Laminopathies are a diverse group of diseases arising from mutations in LMNA that encodes the A-type lamins A and C. Mutations in LMNA lead to tissue-selective diseases, the most common of which is dilated cardiomyopathy (LMNA cardiomyopathy). There is a dearth of insights into mechanisms by which mutations in LMNA cause dilated cardiomyopathy. Due to this fact, there is no specific therapeutic intervention that improves cardiac performance or prevents heart muscle deterioration. My overall goal is to reveal mechanistic insights into LMNA cardiomyopathy and, based on the new knowledge, develop mechanism-based therapeutic strategies. To this end, I have already made significant inroads into this goal, by identifying Dusp4 as a mediator of LMNA cardiomyopathy. One of the main objectives of this project is to extend on my findings and cover gaps in our current understanding of the Dusp4-mediated pathogenic mechanisms that drive LMNA cardiomyopathy. The proposed aims will take a multidisciplinary approach, spanning molecular and biochemical analyses to in vivo mouse genetics and live animal studies, with the ultimate goal of rapidly translating the gained knowledge into new clinical practice. Another main objective of this project is to continue my development as an independent scientist capable of conducting high quality multidisciplinary research. This entails two major areas of training: 1) additional scientific training through my mentor, co-mentors, didactic courses available at Columbia University, and attending national meetings and 2) career developmental training through grant writing workshops, courses in responsible conduct of research, conflicts of interest, manuscript preparation and presentation workshops, and lab/budget management. The collective training I will receive will help me attain my goal of finding a faculty position and establishing my own independent research program by successfully competing for RO1 funding. My short-term goals are to: 1. Identify pathogenic mechanisms mediated by Dusp4 in LMNA cardiomyopathy. 2. Continue my scientific and career development through my mentor, co-mentors, and didactic courses. 3. Advance my career by securing an independent faculty position and expanding my network of colleagues. My long-term goals are to: 1. Continue my scientific work, devise and perform preclinical studies based on new results obtained. 2. Attain RO1 funding, establish independent research program, and continue career development training. 3. Translate our findings into new therapies, train future mentees, and maintain successful research program.

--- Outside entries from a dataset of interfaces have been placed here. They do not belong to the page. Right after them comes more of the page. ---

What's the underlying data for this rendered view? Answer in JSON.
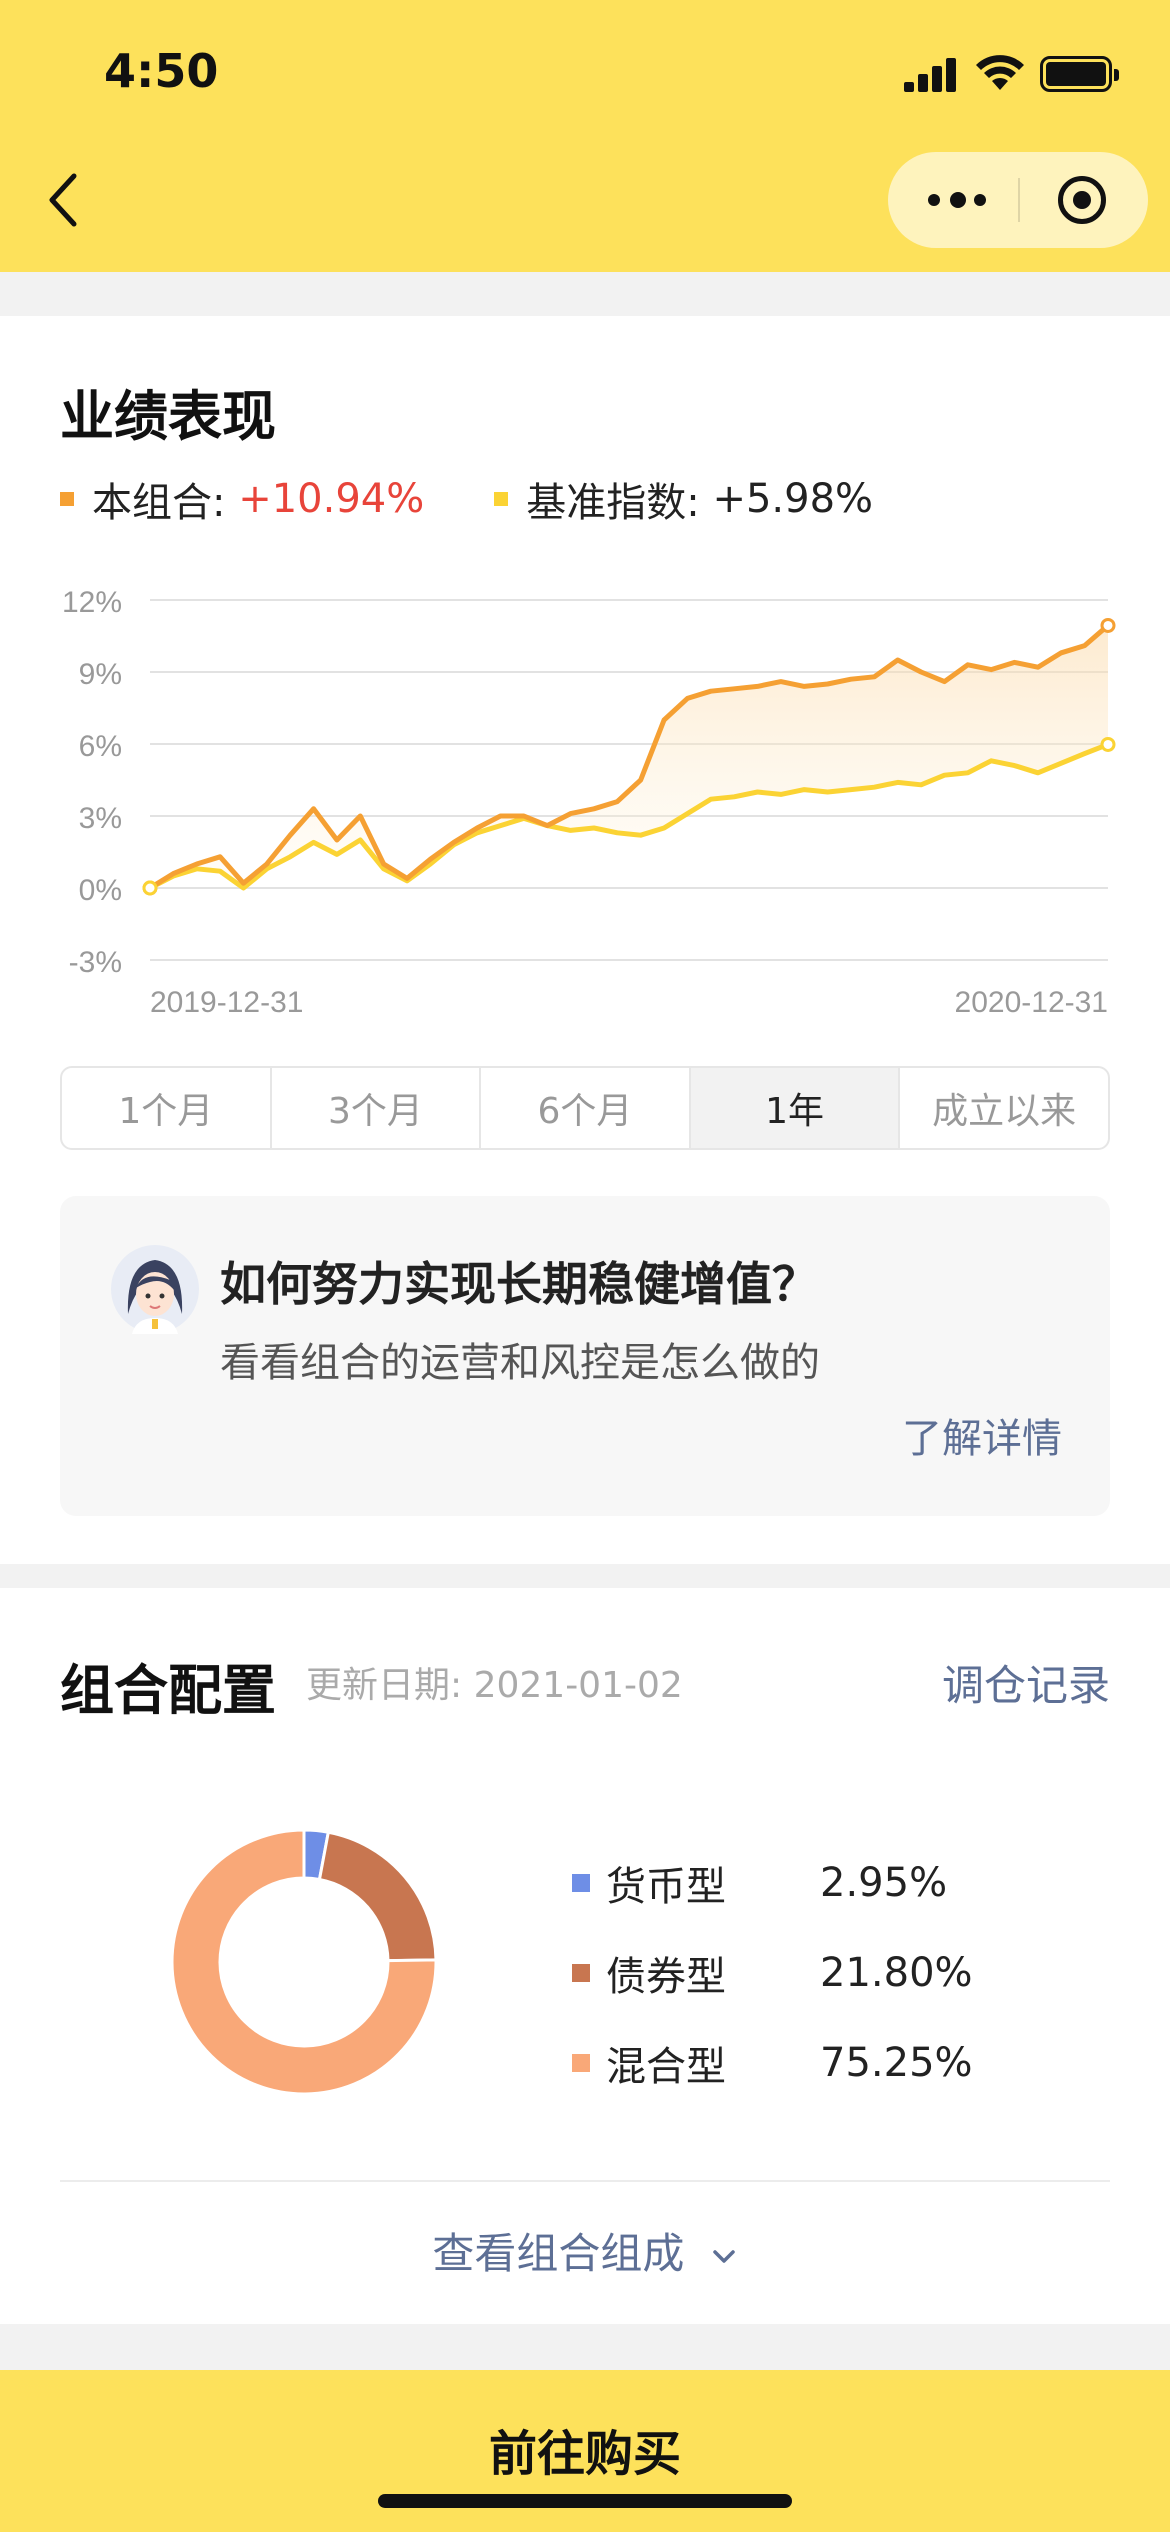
{
  "status_bar": {
    "time": "4:50"
  },
  "performance": {
    "title": "业绩表现",
    "legend": [
      {
        "label": "本组合:",
        "value": "+10.94%",
        "color": "#f5a033",
        "value_color": "#e8443a"
      },
      {
        "label": "基准指数:",
        "value": "+5.98%",
        "color": "#fbd334",
        "value_color": "#222222"
      }
    ],
    "tabs": [
      "1个月",
      "3个月",
      "6个月",
      "1年",
      "成立以来"
    ],
    "active_tab": "1年"
  },
  "chart_data": {
    "type": "line",
    "x_start": "2019-12-31",
    "x_end": "2020-12-31",
    "yticks": [
      "12%",
      "9%",
      "6%",
      "3%",
      "0%",
      "-3%"
    ],
    "ylim": [
      -3,
      12
    ],
    "y_unit": "%",
    "series": [
      {
        "name": "本组合",
        "color": "#f5a033",
        "values": [
          0,
          0.6,
          1.0,
          1.3,
          0.2,
          1.0,
          2.2,
          3.3,
          2.0,
          3.0,
          1.0,
          0.4,
          1.2,
          1.9,
          2.5,
          3.0,
          3.0,
          2.6,
          3.1,
          3.3,
          3.6,
          4.5,
          7.0,
          7.9,
          8.2,
          8.3,
          8.4,
          8.6,
          8.4,
          8.5,
          8.7,
          8.8,
          9.5,
          9.0,
          8.6,
          9.3,
          9.1,
          9.4,
          9.2,
          9.8,
          10.1,
          10.94
        ]
      },
      {
        "name": "基准指数",
        "color": "#fbd334",
        "values": [
          0,
          0.5,
          0.8,
          0.7,
          0.0,
          0.8,
          1.3,
          1.9,
          1.4,
          2.0,
          0.8,
          0.3,
          1.0,
          1.8,
          2.3,
          2.6,
          2.9,
          2.6,
          2.4,
          2.5,
          2.3,
          2.2,
          2.5,
          3.1,
          3.7,
          3.8,
          4.0,
          3.9,
          4.1,
          4.0,
          4.1,
          4.2,
          4.4,
          4.3,
          4.7,
          4.8,
          5.3,
          5.1,
          4.8,
          5.2,
          5.6,
          5.98
        ]
      }
    ],
    "grid": true
  },
  "promo": {
    "title": "如何努力实现长期稳健增值？",
    "subtitle": "看看组合的运营和风控是怎么做的",
    "link": "了解详情"
  },
  "allocation": {
    "title": "组合配置",
    "date_label": "更新日期: 2021-01-02",
    "history_link": "调仓记录",
    "items": [
      {
        "name": "货币型",
        "value": "2.95%",
        "percent": 2.95,
        "color": "#6e8ee6"
      },
      {
        "name": "债券型",
        "value": "21.80%",
        "percent": 21.8,
        "color": "#c87650"
      },
      {
        "name": "混合型",
        "value": "75.25%",
        "percent": 75.25,
        "color": "#f9a878"
      }
    ],
    "more_link": "查看组合组成"
  },
  "buy_button": "前往购买"
}
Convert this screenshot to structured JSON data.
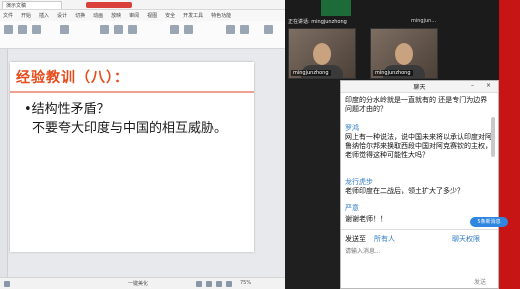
{
  "presentation": {
    "tab_label": "演示文稿",
    "menus": [
      "文件",
      "开始",
      "插入",
      "设计",
      "切换",
      "动画",
      "放映",
      "审阅",
      "视图",
      "安全",
      "开发工具",
      "特色功能"
    ],
    "slide": {
      "title": "经验教训（八）：",
      "bullet": "•结构性矛盾？",
      "line2": "不要夸大印度与中国的相互威胁。"
    },
    "status": {
      "notes": "一键美化",
      "zoom": "75%"
    }
  },
  "video": {
    "name_top_1": "正在讲话: mingjunzhong",
    "name_top_2": "mingjun...",
    "tile_1_label": "mingjunzhong",
    "tile_2_label": "mingjunzhong"
  },
  "chat": {
    "title": "聊天",
    "messages": [
      {
        "sender": "",
        "text": "印度的分水岭就是一直就有的 还是专门为边界问题才由的？"
      },
      {
        "sender": "罗鸿",
        "text": "网上有一种说法，说中国未来将以承认印度对阿鲁纳恰尔邦来换取西段中国对阿克赛钦的主权，老师觉得这种可能性大吗？"
      },
      {
        "sender": "龙行虎步",
        "text": "老师印度在二战后，领土扩大了多少？"
      },
      {
        "sender": "严意",
        "text": "谢谢老师！！"
      }
    ],
    "new_badge": "5条新消息",
    "send_to_label": "发送至",
    "send_to_value": "所有人",
    "permissions": "聊天权限",
    "input_placeholder": "请输入消息...",
    "send_label": "发送"
  },
  "colors": {
    "slide_title": "#e64b1a",
    "link_blue": "#2d7cc7",
    "red_strip": "#c71414"
  }
}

Public Health Relevance

Dilated cardiomyopathy arising from mutations in the LMNA gene is a highly deadly disease with little understanding of the pathogenic mechanisms involved. We identified Dusp4 as a mediator of LMNA cardiomyopathy and this project aims to elucidate its role in the disease pathogenesis. As no specific treatment currently exists to treat LMNA cardiomyopathy, understanding the molecular mechanisms involved will lead to novel mechanism-based therapies to treat LMNA cardiomyopathy and perhaps, other forms of cardiomyopathy.

Agency
National Institute of Health (NIH)
Type
Career Transition Award (K99)
Project #
5K99HL118163-02
Application #
8708961
Study Section
Special Emphasis Panel (ZHL1)
Program Officer
Carlson, Drew E
Project Start
Project End
Budget Start
Budget End
Support Year
2
Fiscal Year
2014
Total Cost
Indirect Cost
Name
Columbia University (N.Y.)
Department
Internal Medicine/Medicine
Type
Schools of Medicine
DUNS #
City
New York
State
NY
Country
United States
Zip Code
10032